Sometimes a spouse who is not on the up and up will obtain a default judgment outside the boundaries of fairness. Consider the following:
Your spouse serves you with divorce papers, which tell you that you must file a response by 10 AM on the Monday after the expiration of 20 days (the court sometimes enjoys using confusing language).
In the meantime, you and your soon-to-be-ex have been working out divorce terms between yourselves, and you both sign off on the agreements you have made.
Your spouse assures you that you do not have to worry about the service notification because you have already reached an agreement.
You receive a copy of your ex’s default judgment from the district clerk’s office in the mail, and it in no way resembles the terms you signed off on.

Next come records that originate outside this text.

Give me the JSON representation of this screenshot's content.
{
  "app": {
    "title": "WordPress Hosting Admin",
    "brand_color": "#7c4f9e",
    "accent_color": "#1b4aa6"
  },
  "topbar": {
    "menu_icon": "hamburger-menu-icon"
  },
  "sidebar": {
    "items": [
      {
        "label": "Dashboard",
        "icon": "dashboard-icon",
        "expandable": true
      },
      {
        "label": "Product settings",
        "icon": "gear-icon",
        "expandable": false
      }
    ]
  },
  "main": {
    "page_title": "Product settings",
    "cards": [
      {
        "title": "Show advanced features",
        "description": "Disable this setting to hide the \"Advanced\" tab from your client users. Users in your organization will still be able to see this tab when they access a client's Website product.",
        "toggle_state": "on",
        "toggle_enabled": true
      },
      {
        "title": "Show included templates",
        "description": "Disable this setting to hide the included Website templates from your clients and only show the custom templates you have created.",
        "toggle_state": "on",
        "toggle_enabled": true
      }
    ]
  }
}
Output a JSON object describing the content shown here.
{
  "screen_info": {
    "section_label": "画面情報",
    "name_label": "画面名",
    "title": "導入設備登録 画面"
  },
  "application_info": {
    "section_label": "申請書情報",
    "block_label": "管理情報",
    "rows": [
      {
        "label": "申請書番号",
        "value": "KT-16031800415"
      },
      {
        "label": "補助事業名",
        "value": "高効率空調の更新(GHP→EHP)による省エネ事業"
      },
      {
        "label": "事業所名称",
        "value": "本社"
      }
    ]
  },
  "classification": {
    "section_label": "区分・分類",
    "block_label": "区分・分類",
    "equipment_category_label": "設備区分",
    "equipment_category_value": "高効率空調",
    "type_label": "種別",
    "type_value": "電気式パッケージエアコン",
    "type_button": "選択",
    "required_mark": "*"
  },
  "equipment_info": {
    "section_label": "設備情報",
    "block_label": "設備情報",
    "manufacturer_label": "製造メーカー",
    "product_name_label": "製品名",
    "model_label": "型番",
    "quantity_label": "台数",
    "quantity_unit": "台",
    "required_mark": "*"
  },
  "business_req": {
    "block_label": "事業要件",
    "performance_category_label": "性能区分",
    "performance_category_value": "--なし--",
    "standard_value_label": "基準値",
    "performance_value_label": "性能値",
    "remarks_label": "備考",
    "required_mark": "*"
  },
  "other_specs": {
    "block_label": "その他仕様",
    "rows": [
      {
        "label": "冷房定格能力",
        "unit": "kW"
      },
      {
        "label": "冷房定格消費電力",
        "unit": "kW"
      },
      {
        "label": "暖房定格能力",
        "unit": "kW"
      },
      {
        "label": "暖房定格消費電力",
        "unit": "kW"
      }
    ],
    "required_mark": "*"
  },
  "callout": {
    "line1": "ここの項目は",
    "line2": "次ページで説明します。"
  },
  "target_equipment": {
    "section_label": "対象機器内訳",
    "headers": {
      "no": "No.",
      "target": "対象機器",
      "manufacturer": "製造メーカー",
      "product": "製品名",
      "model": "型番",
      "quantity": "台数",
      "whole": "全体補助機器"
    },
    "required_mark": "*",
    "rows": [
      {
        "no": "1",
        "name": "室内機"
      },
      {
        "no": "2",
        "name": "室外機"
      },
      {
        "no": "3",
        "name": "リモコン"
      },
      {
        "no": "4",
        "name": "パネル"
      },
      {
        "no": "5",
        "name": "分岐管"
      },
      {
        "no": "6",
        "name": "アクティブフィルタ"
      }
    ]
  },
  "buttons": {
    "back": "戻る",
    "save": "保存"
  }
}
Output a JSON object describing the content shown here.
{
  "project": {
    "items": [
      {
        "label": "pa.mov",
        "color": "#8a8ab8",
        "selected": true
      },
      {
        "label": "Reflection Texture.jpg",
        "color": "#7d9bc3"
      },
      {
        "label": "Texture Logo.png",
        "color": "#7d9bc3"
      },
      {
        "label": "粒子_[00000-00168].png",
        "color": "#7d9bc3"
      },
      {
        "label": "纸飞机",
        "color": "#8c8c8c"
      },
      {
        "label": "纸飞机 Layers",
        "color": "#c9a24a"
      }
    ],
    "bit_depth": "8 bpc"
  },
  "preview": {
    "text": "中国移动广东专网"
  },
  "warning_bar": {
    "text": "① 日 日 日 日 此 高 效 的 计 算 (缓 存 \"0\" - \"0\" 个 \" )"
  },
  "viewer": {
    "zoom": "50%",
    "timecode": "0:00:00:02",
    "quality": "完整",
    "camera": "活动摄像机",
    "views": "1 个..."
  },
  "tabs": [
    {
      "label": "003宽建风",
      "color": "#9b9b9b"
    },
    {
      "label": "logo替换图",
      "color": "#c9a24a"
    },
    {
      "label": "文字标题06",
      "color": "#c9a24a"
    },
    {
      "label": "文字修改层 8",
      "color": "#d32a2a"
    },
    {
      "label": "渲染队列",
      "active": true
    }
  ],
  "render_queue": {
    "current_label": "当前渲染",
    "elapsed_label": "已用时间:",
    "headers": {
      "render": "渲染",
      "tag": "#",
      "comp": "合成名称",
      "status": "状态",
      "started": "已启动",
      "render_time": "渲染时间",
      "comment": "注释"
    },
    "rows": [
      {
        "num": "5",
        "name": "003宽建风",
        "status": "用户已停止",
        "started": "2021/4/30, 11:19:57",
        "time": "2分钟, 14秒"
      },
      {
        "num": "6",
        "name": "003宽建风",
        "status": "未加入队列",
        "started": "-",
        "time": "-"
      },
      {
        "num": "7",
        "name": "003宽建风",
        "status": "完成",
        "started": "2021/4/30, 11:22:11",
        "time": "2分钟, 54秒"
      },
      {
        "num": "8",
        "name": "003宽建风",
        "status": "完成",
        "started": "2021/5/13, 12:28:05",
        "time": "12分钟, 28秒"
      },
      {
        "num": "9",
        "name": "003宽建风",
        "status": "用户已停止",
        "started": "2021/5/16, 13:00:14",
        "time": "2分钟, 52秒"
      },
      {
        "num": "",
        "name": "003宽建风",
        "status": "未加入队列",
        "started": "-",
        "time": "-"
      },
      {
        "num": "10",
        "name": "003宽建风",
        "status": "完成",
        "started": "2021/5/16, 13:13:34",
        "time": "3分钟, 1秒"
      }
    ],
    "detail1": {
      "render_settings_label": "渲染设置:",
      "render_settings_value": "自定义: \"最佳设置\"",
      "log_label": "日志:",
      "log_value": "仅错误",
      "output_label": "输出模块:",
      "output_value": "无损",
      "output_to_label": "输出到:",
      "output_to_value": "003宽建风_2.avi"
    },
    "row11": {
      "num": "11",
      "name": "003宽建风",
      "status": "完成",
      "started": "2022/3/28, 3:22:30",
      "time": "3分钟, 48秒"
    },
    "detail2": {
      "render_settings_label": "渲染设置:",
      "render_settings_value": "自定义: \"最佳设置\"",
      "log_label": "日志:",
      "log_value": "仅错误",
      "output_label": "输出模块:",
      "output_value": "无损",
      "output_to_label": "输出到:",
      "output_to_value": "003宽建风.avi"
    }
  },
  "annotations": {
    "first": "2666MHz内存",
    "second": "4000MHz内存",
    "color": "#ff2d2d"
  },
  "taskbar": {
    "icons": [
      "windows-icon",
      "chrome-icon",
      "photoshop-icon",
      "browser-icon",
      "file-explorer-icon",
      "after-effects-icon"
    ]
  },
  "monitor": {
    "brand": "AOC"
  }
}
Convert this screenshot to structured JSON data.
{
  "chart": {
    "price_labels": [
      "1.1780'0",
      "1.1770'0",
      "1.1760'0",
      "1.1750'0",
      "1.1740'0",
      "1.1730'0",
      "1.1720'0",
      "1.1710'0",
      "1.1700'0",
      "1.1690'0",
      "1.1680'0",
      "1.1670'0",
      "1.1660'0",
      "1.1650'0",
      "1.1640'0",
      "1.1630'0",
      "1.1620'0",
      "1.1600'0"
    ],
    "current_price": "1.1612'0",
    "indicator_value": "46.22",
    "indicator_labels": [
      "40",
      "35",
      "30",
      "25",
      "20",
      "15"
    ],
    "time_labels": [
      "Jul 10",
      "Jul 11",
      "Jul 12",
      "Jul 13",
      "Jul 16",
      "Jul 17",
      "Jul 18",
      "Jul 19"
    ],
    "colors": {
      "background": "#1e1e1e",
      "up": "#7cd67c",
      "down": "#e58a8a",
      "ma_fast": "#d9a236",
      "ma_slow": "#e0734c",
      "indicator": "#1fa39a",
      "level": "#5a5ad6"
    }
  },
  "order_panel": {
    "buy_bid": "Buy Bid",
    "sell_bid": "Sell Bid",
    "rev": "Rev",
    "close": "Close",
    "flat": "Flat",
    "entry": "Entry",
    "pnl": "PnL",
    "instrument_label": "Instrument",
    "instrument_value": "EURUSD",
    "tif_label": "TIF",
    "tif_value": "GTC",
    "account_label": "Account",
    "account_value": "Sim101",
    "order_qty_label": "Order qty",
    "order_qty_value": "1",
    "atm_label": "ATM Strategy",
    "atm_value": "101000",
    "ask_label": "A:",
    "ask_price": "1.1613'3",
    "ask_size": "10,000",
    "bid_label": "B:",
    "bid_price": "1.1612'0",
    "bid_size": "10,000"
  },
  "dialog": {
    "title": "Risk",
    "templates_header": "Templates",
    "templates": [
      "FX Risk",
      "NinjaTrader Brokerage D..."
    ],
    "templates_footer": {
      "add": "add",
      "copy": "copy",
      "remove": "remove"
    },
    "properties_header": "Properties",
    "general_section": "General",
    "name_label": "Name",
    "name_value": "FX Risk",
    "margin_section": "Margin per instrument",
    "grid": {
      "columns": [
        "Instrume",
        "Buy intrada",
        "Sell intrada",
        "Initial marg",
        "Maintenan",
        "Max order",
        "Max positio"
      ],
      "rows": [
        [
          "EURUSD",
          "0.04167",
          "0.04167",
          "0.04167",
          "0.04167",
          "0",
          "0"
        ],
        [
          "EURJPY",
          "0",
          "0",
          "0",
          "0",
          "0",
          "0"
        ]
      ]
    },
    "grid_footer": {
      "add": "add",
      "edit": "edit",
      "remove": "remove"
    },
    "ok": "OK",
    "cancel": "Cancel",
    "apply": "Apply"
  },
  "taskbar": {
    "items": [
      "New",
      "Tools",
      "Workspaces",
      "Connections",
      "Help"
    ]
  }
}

In the end, your spouse took it upon himself or herself to push the boundaries of your timeframe for a response, and then asked the court for a default judgment that is in keeping with his or her best interests. This is a cautionary tale and represents one of the many important reasons why you need professional legal counsel in your corner from the outset.
Motion to Set Aside the Default Judgment
All hope is not lost. You do have legal recourse, and it involves filing a motion to set aside the default motion and a motion for a new trial. The appellate courts in Texas have done their homework on the matter, and they have set forth three important factors upon which the decision – of whether or not a default judgment should be set aside and a new trial granted – is determined, including:
The spouse’s failure to respond was due to a mistake or accident and was neither intentional nor the result of indifference.
The spouse’s motion for a new trial may end in a different result (the default judgment may not stand).
The spouse’s motion does not cause the spouse with the default judgment to suffer any damage, such as an untimely delay (it is the burden of the spouse with the default judgment to prove that it does).